That’s a tough question. The purpose of that bond is to address basic infrastructure improvement. That deals with transportation; it deals with a lot of neglected infrastructure. If we get it right and we are able to coordinate policies such that the utilities can participate or complement some of that infrastructure construction, we’ll be better off.

I don’t know how much we can do, because of the decisions of deployment of those bonds don’t rest here. I think we have to be cognizant of where it’s going. We have to understand that there are wide needs for infrastructure improvement in the state of California. It’s a huge thing whether it’s water, power, or roads. I think the PUC can be effective at the edge, but our jurisdiction doesn’t give us a lot of leverage other than trying to be sensitive to the infrastructure that needs improvement.

You attended an LAEDC Southern California Leadership Council panel in San Francisco that presented a “green freight initiative” that asks the PUC to encourage grade separations and utility relocations to improve mobility and leverage these bond funds. Is there a role for the PUC in trying to connect the dots between grade separations and utility relocations and where we place our roads, freeways, and public transit?

One of the things that puzzled me as a consumer long before I got involved in this job is why the streets always get torn up for each particular utility that gets put down. That is true in New York and other places that I’ve lived as well, so that’s probably not a fair criticism. Our job in terms of grade separations is to identify how we think the funds can be best spent.
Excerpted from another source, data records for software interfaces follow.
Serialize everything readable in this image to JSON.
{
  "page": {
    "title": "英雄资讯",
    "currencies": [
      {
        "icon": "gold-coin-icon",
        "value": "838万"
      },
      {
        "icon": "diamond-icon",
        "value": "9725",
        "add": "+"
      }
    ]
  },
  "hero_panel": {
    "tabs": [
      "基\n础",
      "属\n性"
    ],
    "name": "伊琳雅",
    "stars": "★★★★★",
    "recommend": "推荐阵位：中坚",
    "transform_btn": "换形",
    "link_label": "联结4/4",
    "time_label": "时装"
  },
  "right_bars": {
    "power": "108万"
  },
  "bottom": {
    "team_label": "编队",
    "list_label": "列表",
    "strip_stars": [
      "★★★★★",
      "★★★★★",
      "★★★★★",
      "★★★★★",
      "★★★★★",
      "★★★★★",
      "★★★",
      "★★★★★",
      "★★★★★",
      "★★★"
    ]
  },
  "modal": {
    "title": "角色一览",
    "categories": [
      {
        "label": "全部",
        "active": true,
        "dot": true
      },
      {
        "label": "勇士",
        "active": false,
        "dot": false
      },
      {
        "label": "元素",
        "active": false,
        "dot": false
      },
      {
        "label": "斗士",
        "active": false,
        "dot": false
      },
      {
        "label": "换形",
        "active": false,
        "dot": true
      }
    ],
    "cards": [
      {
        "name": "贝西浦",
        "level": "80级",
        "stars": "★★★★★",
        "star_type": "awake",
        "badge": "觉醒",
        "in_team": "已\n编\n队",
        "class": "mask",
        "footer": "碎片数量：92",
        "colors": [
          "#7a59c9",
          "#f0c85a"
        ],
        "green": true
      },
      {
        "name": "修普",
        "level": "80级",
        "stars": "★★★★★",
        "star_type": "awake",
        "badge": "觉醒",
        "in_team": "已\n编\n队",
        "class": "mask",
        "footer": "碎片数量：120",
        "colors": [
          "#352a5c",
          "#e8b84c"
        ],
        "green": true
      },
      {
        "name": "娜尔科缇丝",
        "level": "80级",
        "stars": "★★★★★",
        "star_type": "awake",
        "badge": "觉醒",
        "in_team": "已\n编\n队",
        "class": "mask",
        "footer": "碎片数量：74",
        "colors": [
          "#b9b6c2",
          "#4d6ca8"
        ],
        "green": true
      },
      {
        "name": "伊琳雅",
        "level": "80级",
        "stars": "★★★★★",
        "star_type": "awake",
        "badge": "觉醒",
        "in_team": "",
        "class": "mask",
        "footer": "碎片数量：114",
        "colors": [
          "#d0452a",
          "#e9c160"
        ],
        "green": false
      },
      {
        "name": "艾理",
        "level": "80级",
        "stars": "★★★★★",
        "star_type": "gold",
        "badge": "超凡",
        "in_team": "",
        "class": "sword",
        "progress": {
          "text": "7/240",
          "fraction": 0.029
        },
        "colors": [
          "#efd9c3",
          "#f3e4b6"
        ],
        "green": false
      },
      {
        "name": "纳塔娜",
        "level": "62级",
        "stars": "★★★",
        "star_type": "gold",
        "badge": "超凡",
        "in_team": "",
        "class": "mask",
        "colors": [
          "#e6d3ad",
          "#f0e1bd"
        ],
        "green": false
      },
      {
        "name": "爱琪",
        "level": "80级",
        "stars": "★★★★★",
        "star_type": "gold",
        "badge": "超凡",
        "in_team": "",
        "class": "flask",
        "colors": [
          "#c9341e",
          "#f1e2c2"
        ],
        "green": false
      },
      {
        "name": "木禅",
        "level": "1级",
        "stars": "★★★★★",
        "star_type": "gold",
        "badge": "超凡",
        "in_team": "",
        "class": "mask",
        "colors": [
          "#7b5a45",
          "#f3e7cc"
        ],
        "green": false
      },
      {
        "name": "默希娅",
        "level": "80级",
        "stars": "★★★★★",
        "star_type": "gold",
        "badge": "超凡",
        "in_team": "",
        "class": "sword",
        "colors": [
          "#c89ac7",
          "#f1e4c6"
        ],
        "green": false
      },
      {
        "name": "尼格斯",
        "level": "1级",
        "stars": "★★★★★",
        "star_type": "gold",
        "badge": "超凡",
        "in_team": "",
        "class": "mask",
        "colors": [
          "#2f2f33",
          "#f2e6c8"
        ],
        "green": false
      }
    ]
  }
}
Our job is to take a look at a whole array of these crossings, of the dangers and all those things, and try to set out the ones that we think are the most dangerous.

The more planning and joint participation—joint conversations at least—the various agencies can have in this process, the better. We had all kinds of jurisdictional disputes in the past, but I think we’ve reached the stage where we have to put the interest of the people and the ratepayers and the citizens of California—not just current citizens but the next generation—in perspective.

We need to provide upgrades in a whole range of infrastructure and we need to create a business climate and an investment climate that will help the private sector do what it does best, namely, complement these type of public sector infrastructure developments with the private sector funds and ingenuity that make it work.

In that panel discussion in the Bay Area, you were quite eloquent in noting that sometimes change produces some “broken glass.” Some things have unintended consequences and just don’t work. Can you elaborate more on your concerns as the economy changes, as we grapple with the changes in the utility industry and others for the vitality of California’s economy?

Let me make one caveat: I think any kind of observation on that depends on which utility you are talking about. The teleco business is moving so fast that it’s breaking its own glass. The thing that we can do is to make sure that the consumer is protected and elegantly get out of the way and watch the process take place.

In the case of water, I was reading an article on American water that said that the battle between the private water companies and the municipal water companies occupies a lot of time and a lot of energy. I am hoping that at some point we can begin to talk about these things rather than, in this case, breaking each other’s glass—or at least attempting to.

In the energy and electricity business some will win and some will not win, but in the process of making these market rule changes there will be people that don’t like them, and will feel that the changes will be inadvisable. All we can do at the commission is try to achieve the best balance for new industry and investment to go forward. It’s easy to say, but it’s tough to do.